London based Pink Cigar are a band to pay attention to; their energetic, upbeat tunes invigorate the listener and certainly left me on a bit of a high. The production is excellent; each element has been superbly captured and balanced, creating a perfect balance between achieving the crisp and polished production of a studio recording, but whilst retaining the authenticity, intimacy and energy of a live performance. It is subtle and understated; an impressively deceptive job, the sound is perfectly suited to their style: a seemingly calculated rawness that brings the listener closer to the band’s performance – it really does have a live feel and just makes me want to see them perform.
Jackson’s sultry vocal style really offers something quite special, coupled with the musical talents of the rest of the band, they are a song writing force to be reckoned with.
The album’s title track,’Generation Next’, is a fast paced but tidy number and lays down the tone of the album; it introduces us to a sound that is not raw nor basic enough to be punk, but is too punk to be straight up rock. Pink Cigar’s stand out strength is in the way Whiplash Jackson’s voice partners so well with the music laid down by Edd Whyte (Guitar), Sum Rutland (Bass) and Sid Mayall (Drums); the music grabs you by the collar and drags you along for the ride.
‘Lady Killer‘ perfectly maintains the pace but introduces a touch more swagger to the mix and further exemplifies the deft, understated musical platform on which Jackson’s vocals grind and thrust.
‘This Girl‘ starts with one of the most warm, mellow and beautiful guitar licks I have heard in quite some time, which ambles along for a short while; Jackson’s vocals briefly join the casual saunter until Sid cues the bouncy theme of the song. It is subtle touches, like the tasteful inclusion of a repeating polyrhythmic fill, that highlight the musicianship of these guys.
Keeping a more mellow aspect, ‘Strange‘, is delivered with lounge-act style verses juxtaposed with bouncy and energetic choruses; it’s a testament to the versatility of Jackson’s voice.
By the time we reach ‘Pork Pie‘, we have been shown the broad application of their style and get another eight tracks that do not fail to maintain the high standard they set for themselves. Worth mentioning, is a track that particularly stands out on the latter half of the album; ‘The Throat‘, grooves with such bluesy swagger and houses such an anthemic chorus that it instantly became one of my favourites on the album.
The album ends very abruptly on ‘King Of The World‘, which was a bit like a slap round the face, but made me want to hit play again and again.

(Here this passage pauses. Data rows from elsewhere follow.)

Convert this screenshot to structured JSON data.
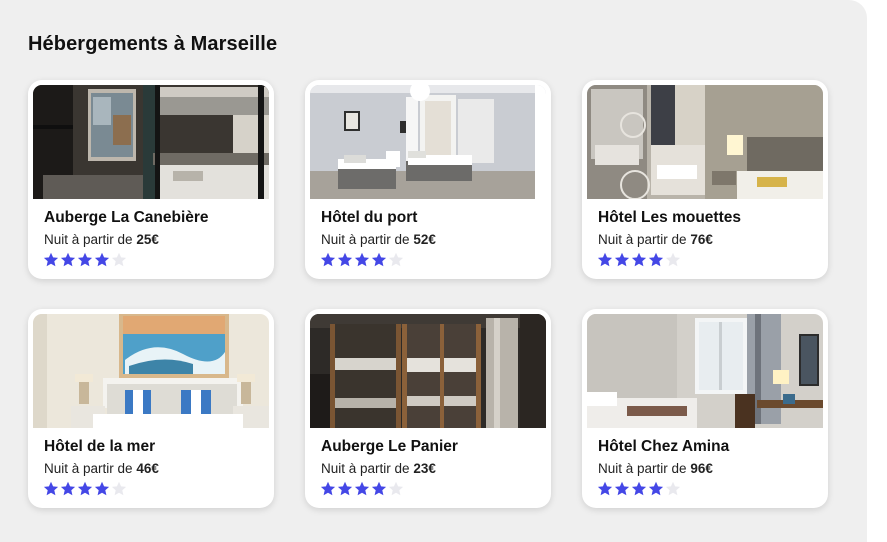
{
  "section_title": "Hébergements à Marseille",
  "price_prefix": "Nuit à partir de",
  "currency": "€",
  "colors": {
    "star_active": "#4447e6",
    "star_inactive": "#e9e9ee",
    "panel_bg": "#efefef"
  },
  "rating_max": 5,
  "listings": [
    {
      "name": "Auberge La Canebière",
      "price": "25",
      "rating": 4,
      "photo": "bunk-dorm-window-icon"
    },
    {
      "name": "Hôtel du port",
      "price": "52",
      "rating": 4,
      "photo": "twin-beds-room-icon"
    },
    {
      "name": "Hôtel Les mouettes",
      "price": "76",
      "rating": 4,
      "photo": "mirror-room-icon"
    },
    {
      "name": "Hôtel de la mer",
      "price": "46",
      "rating": 4,
      "photo": "sea-painting-room-icon"
    },
    {
      "name": "Auberge Le Panier",
      "price": "23",
      "rating": 4,
      "photo": "wooden-bunks-dorm-icon"
    },
    {
      "name": "Hôtel Chez Amina",
      "price": "96",
      "rating": 4,
      "photo": "desk-window-room-icon"
    }
  ]
}
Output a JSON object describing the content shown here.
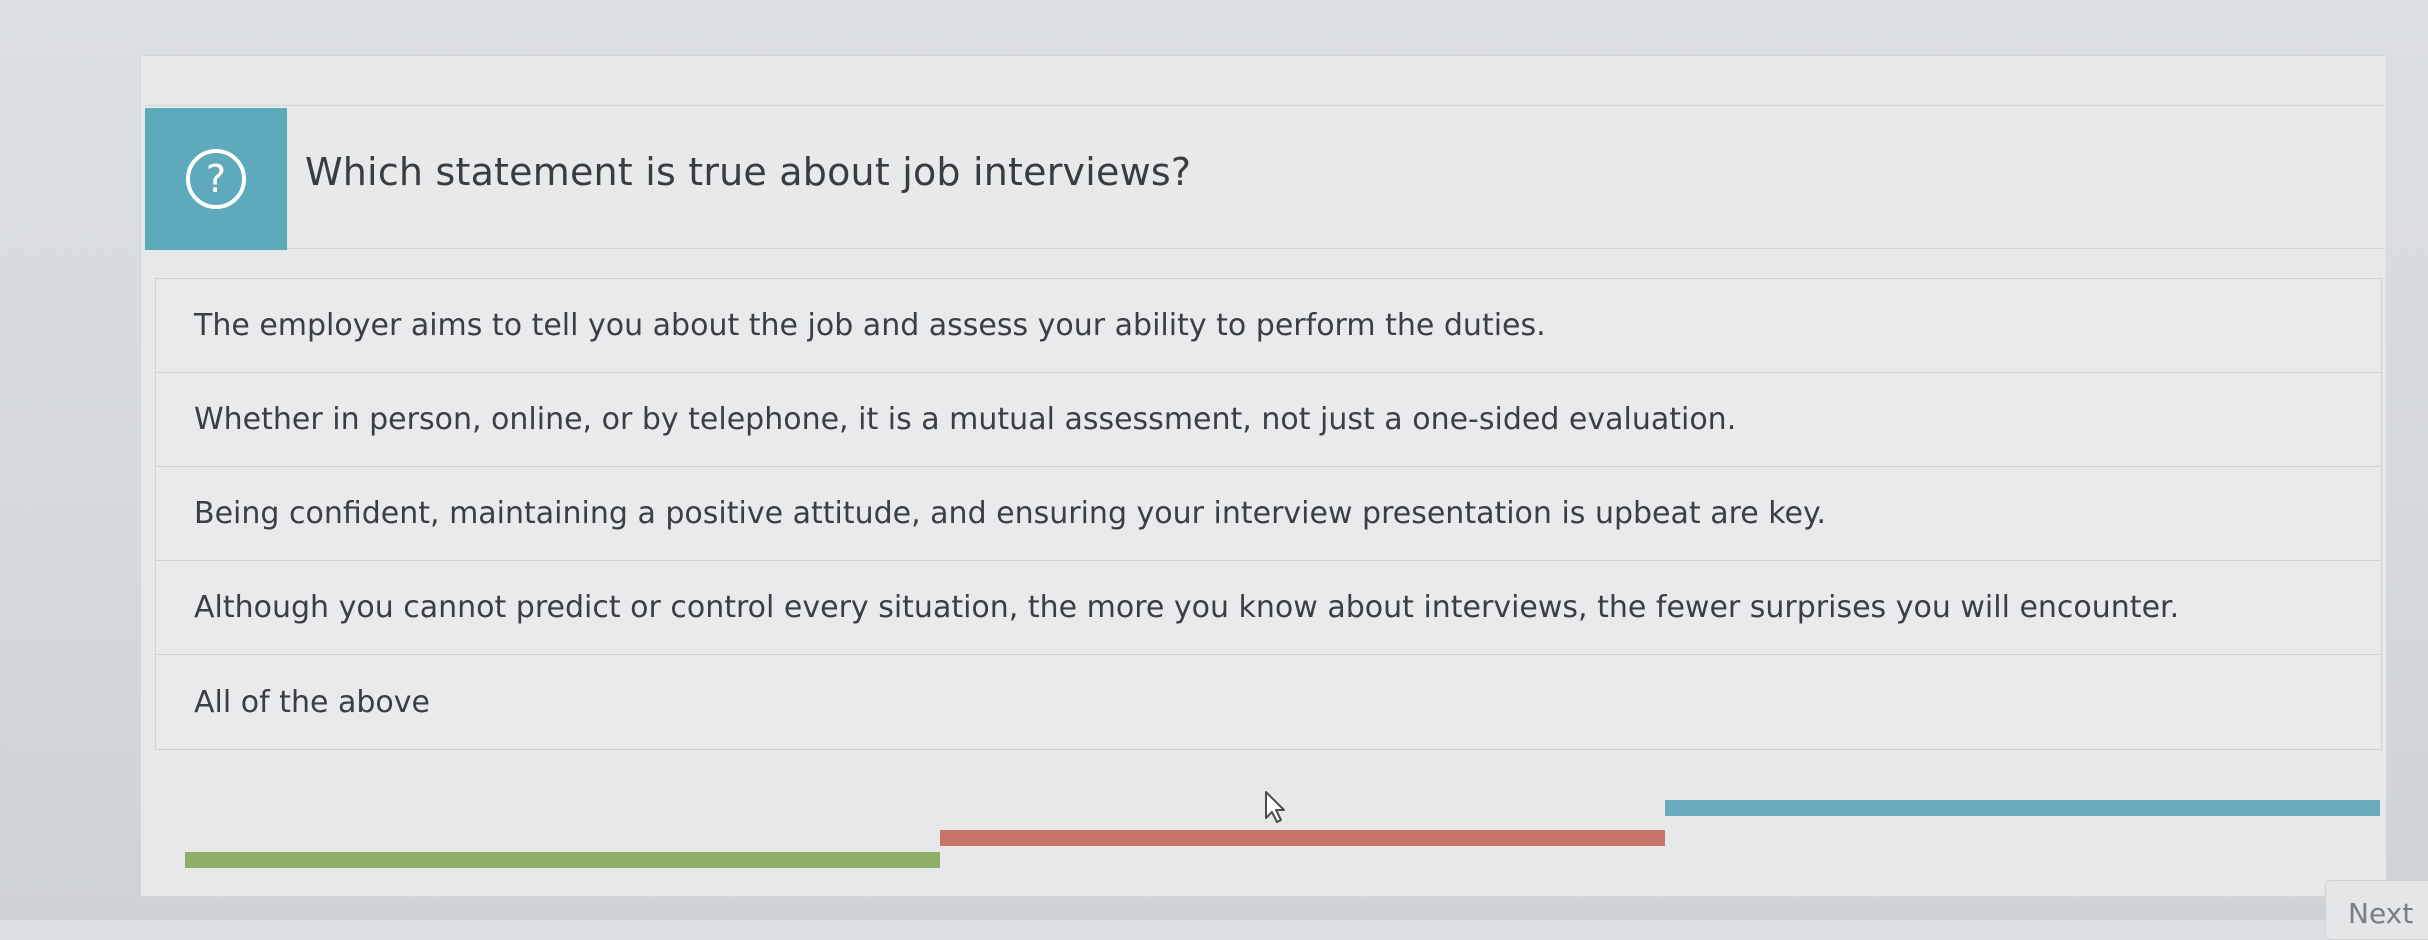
{
  "question": {
    "icon": "question-circle-icon",
    "text": "Which statement is true about job interviews?"
  },
  "answers": [
    "The employer aims to tell you about the job and assess your ability to perform the duties.",
    "Whether in person, online, or by telephone, it is a mutual assessment, not just a one-sided evaluation.",
    "Being confident, maintaining a positive attitude, and ensuring your interview presentation is upbeat are key.",
    "Although you cannot predict or control every situation, the more you know about interviews, the fewer surprises you will encounter.",
    "All of the above"
  ],
  "progress_colors": {
    "green": "#8fae67",
    "red": "#c8746a",
    "blue": "#69abbc"
  },
  "accent_color": "#5fa9bd",
  "next_label": "Next"
}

*Note: I was sent the album in MP3 format but the track order was not initially quite right; each track title was preceded by a number, which I took to be the order and used to over write the order which iTunes assigned to them.